__Exercise details__:
Work out how many lines of the data contain "selected" and reply with that number alone.

__Study material__:
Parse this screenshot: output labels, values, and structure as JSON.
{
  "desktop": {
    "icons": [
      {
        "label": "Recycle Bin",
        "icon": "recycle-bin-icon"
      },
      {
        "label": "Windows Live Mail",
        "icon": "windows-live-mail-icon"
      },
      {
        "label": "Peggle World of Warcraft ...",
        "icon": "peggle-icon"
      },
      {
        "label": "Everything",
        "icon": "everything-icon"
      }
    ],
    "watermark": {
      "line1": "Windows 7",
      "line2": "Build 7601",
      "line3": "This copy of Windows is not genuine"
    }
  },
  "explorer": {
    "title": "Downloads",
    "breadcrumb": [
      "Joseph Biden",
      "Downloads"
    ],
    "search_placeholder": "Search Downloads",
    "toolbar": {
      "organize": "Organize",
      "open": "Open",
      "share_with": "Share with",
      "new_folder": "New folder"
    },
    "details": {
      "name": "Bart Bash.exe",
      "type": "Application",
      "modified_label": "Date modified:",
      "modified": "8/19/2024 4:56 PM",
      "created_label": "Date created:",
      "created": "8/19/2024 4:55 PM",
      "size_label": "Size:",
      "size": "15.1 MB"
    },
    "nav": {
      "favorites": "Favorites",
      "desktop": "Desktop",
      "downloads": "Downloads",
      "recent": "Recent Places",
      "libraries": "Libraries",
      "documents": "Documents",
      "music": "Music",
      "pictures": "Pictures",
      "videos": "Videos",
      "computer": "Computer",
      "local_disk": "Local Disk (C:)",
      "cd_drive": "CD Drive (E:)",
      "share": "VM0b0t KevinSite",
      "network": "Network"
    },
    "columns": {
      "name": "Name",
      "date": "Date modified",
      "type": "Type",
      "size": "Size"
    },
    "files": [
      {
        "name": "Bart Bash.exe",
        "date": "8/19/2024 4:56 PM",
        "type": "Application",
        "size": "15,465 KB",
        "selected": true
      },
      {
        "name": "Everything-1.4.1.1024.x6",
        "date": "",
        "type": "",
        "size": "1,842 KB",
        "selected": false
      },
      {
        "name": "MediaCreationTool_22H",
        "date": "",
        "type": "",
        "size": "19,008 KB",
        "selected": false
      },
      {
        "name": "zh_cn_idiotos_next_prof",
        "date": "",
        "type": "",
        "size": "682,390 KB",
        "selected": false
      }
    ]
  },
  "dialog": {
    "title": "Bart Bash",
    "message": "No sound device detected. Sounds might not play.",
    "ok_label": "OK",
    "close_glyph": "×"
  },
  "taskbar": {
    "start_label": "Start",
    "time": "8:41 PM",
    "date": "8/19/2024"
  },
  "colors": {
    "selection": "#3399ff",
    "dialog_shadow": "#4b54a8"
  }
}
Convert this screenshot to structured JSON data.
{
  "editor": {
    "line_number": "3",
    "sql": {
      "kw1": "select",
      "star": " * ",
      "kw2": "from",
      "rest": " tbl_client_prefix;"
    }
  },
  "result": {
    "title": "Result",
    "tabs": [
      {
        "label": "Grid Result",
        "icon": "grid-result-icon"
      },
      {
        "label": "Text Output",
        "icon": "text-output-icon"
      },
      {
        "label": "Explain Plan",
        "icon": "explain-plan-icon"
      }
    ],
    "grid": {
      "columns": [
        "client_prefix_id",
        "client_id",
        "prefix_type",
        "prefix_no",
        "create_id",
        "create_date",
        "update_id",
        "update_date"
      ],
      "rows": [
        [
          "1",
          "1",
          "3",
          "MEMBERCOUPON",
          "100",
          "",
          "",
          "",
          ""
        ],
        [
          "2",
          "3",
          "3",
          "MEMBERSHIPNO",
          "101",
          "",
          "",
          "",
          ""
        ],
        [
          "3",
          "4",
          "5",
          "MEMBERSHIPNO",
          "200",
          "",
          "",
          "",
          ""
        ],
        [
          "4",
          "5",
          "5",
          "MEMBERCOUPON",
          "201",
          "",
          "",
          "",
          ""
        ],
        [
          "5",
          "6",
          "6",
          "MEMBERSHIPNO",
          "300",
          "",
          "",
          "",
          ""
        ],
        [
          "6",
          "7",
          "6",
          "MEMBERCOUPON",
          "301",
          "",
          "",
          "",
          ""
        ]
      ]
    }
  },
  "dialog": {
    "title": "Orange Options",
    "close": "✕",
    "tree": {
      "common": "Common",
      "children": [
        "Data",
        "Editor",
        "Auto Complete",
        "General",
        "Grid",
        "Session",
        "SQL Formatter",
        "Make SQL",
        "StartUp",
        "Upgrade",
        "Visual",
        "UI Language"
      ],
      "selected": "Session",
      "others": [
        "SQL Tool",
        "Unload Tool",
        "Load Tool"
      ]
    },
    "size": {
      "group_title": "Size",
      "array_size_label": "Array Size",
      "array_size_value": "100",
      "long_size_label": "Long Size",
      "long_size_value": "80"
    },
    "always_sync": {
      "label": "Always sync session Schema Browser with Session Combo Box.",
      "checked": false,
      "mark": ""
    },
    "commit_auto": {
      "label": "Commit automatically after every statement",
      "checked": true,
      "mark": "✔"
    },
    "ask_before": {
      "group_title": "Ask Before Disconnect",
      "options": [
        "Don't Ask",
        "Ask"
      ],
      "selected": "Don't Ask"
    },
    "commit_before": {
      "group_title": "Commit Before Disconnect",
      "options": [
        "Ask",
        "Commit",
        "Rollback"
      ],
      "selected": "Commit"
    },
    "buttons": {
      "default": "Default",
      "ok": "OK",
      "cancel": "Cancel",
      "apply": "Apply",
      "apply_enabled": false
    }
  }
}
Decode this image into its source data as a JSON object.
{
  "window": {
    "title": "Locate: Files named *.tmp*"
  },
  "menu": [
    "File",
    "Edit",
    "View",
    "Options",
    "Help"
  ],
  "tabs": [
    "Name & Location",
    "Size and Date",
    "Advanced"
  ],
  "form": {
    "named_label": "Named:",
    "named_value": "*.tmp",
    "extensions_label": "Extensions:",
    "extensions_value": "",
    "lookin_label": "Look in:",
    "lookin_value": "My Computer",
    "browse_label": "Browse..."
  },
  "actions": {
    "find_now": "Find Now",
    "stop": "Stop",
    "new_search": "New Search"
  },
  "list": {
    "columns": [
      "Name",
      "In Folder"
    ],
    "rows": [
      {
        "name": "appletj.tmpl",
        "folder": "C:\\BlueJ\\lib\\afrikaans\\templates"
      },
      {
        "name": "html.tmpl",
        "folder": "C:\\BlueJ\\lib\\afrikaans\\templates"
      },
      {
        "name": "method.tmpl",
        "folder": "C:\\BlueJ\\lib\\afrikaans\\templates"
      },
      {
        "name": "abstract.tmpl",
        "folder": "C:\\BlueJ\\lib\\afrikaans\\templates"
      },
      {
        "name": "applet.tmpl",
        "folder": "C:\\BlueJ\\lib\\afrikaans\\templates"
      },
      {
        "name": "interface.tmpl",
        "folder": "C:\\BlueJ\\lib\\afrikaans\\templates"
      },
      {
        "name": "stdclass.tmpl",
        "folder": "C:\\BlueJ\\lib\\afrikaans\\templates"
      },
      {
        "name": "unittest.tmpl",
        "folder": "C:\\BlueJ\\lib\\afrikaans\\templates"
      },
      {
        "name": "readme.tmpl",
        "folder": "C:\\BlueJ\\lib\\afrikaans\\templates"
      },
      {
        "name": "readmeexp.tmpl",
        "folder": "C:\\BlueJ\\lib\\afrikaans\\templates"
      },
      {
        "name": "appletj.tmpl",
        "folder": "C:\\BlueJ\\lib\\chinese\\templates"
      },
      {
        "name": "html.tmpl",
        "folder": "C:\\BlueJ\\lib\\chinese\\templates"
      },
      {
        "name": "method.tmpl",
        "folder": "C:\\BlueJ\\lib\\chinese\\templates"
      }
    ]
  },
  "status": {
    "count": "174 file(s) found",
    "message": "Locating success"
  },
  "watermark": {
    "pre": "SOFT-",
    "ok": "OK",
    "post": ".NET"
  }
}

__Solution to this task__:
7